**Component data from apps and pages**

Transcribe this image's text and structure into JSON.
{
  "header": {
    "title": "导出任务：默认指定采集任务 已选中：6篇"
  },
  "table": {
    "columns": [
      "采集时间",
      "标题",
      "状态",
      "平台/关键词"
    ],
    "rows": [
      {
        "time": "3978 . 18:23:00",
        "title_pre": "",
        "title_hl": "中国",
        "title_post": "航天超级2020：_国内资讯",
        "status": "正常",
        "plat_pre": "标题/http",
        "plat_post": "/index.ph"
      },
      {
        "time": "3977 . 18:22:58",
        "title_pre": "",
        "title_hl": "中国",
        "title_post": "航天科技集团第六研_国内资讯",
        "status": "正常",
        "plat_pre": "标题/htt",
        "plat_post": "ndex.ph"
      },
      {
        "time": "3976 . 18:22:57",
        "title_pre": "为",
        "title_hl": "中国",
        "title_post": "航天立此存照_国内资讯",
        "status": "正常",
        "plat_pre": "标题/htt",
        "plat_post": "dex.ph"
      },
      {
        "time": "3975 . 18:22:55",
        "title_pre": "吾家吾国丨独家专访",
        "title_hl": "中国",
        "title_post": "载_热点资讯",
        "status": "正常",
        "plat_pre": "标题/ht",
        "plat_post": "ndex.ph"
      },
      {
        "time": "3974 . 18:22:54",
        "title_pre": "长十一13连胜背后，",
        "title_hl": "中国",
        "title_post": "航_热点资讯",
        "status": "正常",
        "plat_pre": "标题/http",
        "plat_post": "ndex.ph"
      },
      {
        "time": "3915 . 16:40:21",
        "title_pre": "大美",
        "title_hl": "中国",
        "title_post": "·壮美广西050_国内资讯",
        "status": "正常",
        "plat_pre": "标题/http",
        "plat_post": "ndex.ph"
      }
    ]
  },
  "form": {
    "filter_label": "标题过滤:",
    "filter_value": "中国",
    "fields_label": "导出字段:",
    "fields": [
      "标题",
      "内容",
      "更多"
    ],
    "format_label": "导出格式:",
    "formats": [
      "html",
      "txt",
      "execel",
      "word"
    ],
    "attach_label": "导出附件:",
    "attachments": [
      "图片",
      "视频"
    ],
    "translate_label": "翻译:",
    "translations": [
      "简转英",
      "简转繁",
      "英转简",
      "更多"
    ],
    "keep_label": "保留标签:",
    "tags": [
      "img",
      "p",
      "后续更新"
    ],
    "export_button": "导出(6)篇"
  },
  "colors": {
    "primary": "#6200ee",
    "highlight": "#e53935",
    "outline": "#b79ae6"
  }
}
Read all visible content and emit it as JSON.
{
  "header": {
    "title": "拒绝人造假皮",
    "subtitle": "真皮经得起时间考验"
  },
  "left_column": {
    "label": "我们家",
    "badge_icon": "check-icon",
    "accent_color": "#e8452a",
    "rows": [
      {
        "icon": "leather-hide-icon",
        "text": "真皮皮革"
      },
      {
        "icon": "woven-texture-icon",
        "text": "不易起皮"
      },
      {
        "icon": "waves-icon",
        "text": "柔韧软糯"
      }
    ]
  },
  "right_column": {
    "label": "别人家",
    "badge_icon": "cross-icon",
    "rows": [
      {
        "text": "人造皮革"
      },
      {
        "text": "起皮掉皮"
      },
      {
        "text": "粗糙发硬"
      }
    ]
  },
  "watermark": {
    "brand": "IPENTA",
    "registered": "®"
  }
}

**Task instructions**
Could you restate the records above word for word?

**Finished task**
Transcribe this image's text and structure into JSON.
{
  "header": {
    "title": "导出任务：默认指定采集任务 已选中：6篇"
  },
  "table": {
    "columns": [
      "采集时间",
      "标题",
      "状态",
      "平台/关键词"
    ],
    "rows": [
      {
        "time": "3978 . 18:23:00",
        "title_pre": "",
        "title_hl": "中国",
        "title_post": "航天超级2020：_国内资讯",
        "status": "正常",
        "plat_pre": "标题/http",
        "plat_post": "/index.ph"
      },
      {
        "time": "3977 . 18:22:58",
        "title_pre": "",
        "title_hl": "中国",
        "title_post": "航天科技集团第六研_国内资讯",
        "status": "正常",
        "plat_pre": "标题/htt",
        "plat_post": "ndex.ph"
      },
      {
        "time": "3976 . 18:22:57",
        "title_pre": "为",
        "title_hl": "中国",
        "title_post": "航天立此存照_国内资讯",
        "status": "正常",
        "plat_pre": "标题/htt",
        "plat_post": "dex.ph"
      },
      {
        "time": "3975 . 18:22:55",
        "title_pre": "吾家吾国丨独家专访",
        "title_hl": "中国",
        "title_post": "载_热点资讯",
        "status": "正常",
        "plat_pre": "标题/ht",
        "plat_post": "ndex.ph"
      },
      {
        "time": "3974 . 18:22:54",
        "title_pre": "长十一13连胜背后，",
        "title_hl": "中国",
        "title_post": "航_热点资讯",
        "status": "正常",
        "plat_pre": "标题/http",
        "plat_post": "ndex.ph"
      },
      {
        "time": "3915 . 16:40:21",
        "title_pre": "大美",
        "title_hl": "中国",
        "title_post": "·壮美广西050_国内资讯",
        "status": "正常",
        "plat_pre": "标题/http",
        "plat_post": "ndex.ph"
      }
    ]
  },
  "form": {
    "filter_label": "标题过滤:",
    "filter_value": "中国",
    "fields_label": "导出字段:",
    "fields": [
      "标题",
      "内容",
      "更多"
    ],
    "format_label": "导出格式:",
    "formats": [
      "html",
      "txt",
      "execel",
      "word"
    ],
    "attach_label": "导出附件:",
    "attachments": [
      "图片",
      "视频"
    ],
    "translate_label": "翻译:",
    "translations": [
      "简转英",
      "简转繁",
      "英转简",
      "更多"
    ],
    "keep_label": "保留标签:",
    "tags": [
      "img",
      "p",
      "后续更新"
    ],
    "export_button": "导出(6)篇"
  },
  "colors": {
    "primary": "#6200ee",
    "highlight": "#e53935",
    "outline": "#b79ae6"
  }
}
Read all visible content and emit it as JSON.
{
  "header": {
    "title": "拒绝人造假皮",
    "subtitle": "真皮经得起时间考验"
  },
  "left_column": {
    "label": "我们家",
    "badge_icon": "check-icon",
    "accent_color": "#e8452a",
    "rows": [
      {
        "icon": "leather-hide-icon",
        "text": "真皮皮革"
      },
      {
        "icon": "woven-texture-icon",
        "text": "不易起皮"
      },
      {
        "icon": "waves-icon",
        "text": "柔韧软糯"
      }
    ]
  },
  "right_column": {
    "label": "别人家",
    "badge_icon": "cross-icon",
    "rows": [
      {
        "text": "人造皮革"
      },
      {
        "text": "起皮掉皮"
      },
      {
        "text": "粗糙发硬"
      }
    ]
  },
  "watermark": {
    "brand": "IPENTA",
    "registered": "®"
  }
}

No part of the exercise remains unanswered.